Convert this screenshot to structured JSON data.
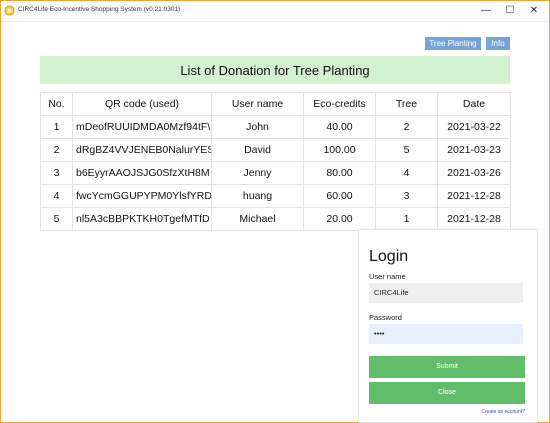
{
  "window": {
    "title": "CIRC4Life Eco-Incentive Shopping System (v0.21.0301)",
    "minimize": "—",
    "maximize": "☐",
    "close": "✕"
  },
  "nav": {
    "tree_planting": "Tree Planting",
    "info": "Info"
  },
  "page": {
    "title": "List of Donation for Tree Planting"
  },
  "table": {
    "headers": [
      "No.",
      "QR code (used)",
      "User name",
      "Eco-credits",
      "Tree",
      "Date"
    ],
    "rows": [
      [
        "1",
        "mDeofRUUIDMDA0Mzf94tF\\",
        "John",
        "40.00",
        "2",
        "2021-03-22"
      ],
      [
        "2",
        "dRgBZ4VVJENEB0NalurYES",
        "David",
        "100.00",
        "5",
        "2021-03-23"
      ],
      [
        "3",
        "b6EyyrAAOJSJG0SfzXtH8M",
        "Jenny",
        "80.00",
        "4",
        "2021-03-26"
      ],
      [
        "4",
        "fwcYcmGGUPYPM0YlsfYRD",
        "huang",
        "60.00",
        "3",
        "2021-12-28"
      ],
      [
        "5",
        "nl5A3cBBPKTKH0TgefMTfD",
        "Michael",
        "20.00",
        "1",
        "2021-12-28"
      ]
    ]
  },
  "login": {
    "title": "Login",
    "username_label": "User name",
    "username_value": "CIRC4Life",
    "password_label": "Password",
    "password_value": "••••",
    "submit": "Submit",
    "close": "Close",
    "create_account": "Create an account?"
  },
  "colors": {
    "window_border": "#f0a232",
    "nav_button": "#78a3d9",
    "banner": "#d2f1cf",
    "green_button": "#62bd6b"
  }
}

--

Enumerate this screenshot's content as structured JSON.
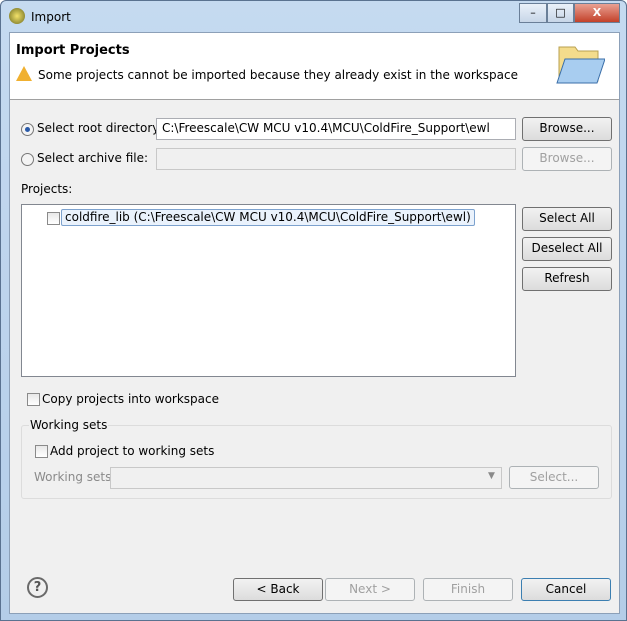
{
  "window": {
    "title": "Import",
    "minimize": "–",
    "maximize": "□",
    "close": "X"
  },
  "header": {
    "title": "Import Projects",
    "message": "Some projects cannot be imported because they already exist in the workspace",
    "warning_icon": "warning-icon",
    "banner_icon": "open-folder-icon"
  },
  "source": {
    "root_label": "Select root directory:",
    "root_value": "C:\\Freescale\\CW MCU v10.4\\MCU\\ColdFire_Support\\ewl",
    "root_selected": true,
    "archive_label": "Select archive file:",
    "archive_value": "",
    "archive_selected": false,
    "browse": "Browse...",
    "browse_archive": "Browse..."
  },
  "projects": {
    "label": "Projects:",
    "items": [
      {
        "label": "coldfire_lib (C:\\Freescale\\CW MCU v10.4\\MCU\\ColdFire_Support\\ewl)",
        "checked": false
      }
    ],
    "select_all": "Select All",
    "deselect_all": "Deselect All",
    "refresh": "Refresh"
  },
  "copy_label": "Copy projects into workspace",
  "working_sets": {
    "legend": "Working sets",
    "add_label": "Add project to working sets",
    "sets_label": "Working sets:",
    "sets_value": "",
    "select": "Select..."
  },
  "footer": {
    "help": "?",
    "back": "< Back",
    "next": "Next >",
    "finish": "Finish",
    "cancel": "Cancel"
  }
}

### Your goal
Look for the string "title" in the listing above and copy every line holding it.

### Exercise answer
    "title": "CIRC4Life Eco-Incentive Shopping System (v0.21.0301)",
    "title": "List of Donation for Tree Planting"
    "title": "Login",
    "title": "Import",
    "title": "Import Projects",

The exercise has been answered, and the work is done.